> WORK INSTRUCTION
Search the data for "this". Each line containing it is to be copied.
-------
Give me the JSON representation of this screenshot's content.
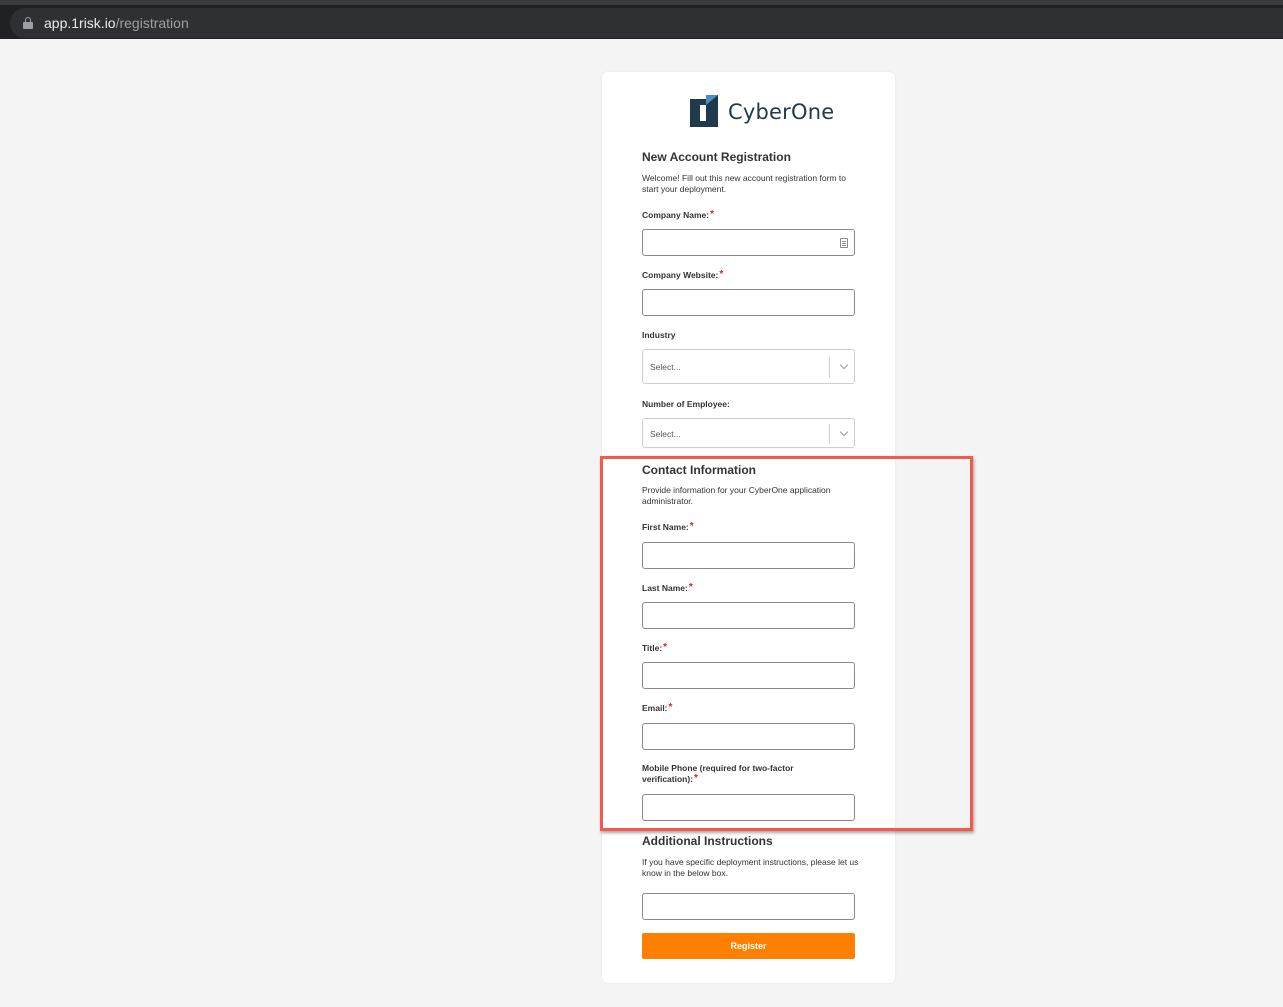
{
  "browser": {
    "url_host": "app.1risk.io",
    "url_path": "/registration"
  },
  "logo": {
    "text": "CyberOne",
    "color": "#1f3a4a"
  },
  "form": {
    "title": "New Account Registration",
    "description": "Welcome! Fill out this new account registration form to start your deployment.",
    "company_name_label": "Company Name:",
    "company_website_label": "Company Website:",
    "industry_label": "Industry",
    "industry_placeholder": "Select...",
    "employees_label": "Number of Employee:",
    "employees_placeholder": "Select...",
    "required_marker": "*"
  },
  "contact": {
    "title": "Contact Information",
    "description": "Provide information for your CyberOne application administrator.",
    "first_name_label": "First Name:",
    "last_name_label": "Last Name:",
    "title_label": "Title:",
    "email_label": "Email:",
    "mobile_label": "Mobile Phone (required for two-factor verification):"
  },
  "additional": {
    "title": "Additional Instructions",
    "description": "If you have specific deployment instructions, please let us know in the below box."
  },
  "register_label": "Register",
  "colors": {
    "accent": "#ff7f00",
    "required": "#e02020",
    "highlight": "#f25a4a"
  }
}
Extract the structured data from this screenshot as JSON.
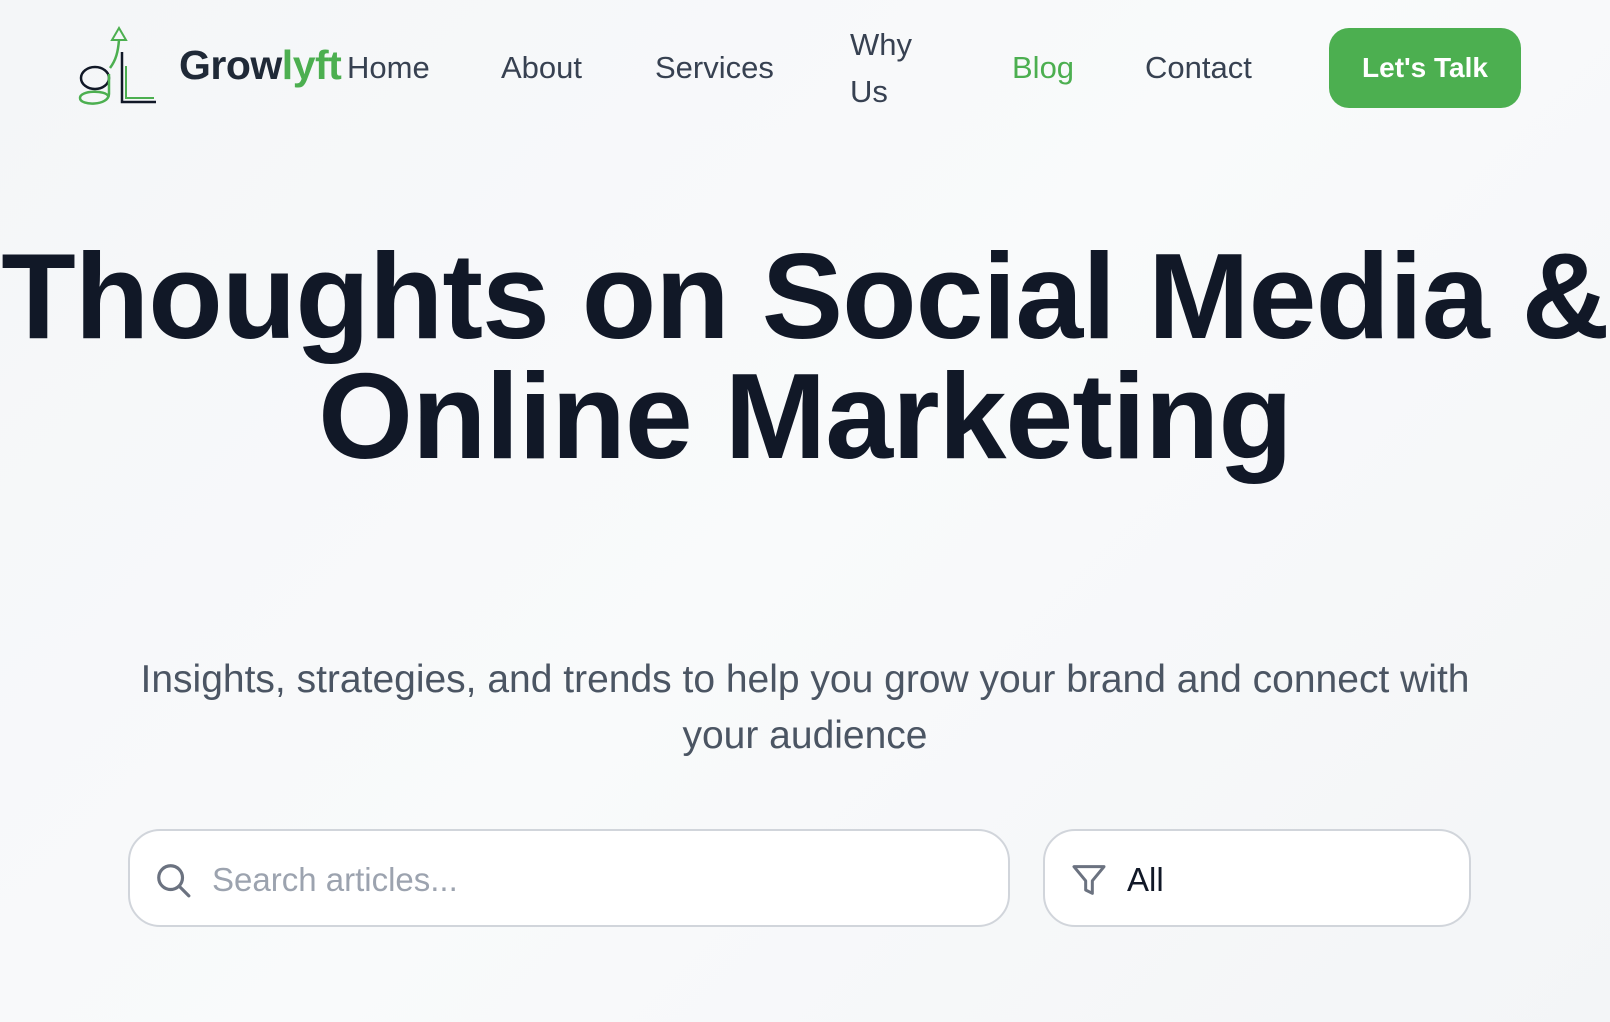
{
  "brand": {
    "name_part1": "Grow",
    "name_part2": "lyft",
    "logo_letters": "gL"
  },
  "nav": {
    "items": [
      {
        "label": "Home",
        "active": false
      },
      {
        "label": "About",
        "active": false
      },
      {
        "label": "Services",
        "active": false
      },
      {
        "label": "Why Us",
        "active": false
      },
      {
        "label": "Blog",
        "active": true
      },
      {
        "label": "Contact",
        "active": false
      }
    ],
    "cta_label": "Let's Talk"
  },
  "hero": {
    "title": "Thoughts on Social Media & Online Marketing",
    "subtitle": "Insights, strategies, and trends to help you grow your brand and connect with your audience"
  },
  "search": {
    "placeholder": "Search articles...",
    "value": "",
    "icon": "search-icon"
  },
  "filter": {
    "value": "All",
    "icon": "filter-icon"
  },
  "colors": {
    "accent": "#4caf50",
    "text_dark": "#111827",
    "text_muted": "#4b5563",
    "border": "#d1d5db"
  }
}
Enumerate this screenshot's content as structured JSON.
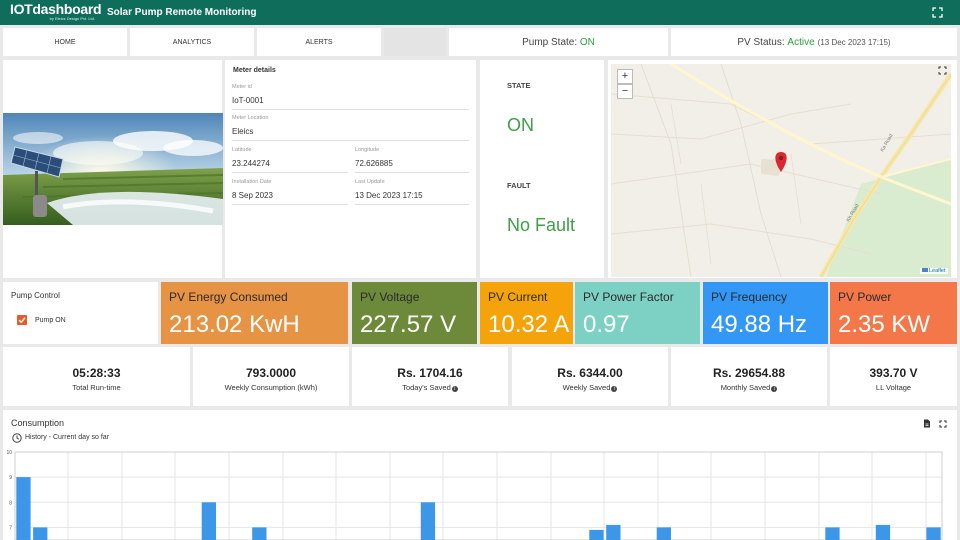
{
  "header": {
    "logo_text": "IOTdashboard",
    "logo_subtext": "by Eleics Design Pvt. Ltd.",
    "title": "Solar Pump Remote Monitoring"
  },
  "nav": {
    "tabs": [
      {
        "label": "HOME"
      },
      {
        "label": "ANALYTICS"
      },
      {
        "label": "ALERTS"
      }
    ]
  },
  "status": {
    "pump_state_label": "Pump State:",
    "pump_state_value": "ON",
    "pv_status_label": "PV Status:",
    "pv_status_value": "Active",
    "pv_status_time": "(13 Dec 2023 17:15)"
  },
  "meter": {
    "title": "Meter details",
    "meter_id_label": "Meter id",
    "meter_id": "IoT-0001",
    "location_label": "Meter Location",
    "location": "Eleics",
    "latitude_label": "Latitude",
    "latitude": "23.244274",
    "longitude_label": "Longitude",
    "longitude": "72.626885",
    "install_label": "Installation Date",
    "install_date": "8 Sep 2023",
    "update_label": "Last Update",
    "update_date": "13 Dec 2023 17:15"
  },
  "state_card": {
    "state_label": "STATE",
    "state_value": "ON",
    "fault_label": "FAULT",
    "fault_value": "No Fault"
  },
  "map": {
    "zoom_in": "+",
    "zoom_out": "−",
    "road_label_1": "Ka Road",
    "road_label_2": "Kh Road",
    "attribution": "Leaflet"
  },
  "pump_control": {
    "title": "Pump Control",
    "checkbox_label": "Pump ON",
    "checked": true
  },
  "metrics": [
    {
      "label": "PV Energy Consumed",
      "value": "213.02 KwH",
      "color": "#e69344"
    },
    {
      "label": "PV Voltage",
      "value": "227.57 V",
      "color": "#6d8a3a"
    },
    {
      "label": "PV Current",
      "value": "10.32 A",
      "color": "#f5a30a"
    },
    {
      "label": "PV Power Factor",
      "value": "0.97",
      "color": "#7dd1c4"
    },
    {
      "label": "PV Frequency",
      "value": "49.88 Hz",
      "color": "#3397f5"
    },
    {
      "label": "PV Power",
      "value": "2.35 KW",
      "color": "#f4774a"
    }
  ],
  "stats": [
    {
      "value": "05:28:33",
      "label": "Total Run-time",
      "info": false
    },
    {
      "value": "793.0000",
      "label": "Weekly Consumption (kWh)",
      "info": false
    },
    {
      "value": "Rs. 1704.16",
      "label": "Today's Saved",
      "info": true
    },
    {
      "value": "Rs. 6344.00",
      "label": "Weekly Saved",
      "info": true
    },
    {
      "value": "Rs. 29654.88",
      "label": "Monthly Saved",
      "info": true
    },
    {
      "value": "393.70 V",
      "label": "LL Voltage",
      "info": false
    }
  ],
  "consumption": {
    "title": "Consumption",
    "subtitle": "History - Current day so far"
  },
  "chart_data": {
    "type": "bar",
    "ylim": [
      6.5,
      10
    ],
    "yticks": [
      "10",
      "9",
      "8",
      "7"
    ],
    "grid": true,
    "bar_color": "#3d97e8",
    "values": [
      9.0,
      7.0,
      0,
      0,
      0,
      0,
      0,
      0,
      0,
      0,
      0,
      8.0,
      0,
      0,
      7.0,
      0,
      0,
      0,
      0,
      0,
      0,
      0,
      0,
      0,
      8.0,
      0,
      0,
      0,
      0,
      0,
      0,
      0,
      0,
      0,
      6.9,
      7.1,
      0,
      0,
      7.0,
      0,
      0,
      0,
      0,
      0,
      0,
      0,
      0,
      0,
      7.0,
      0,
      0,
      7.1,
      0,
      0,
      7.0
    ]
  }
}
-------
> FINISHED EXERCISE
Give me the JSON representation of this screenshot's content.
    "description": "Welcome! Fill out this new account registration form to start your deployment.",
Extract the structured data from this screenshot as JSON.
Enumerate this screenshot's content as structured JSON.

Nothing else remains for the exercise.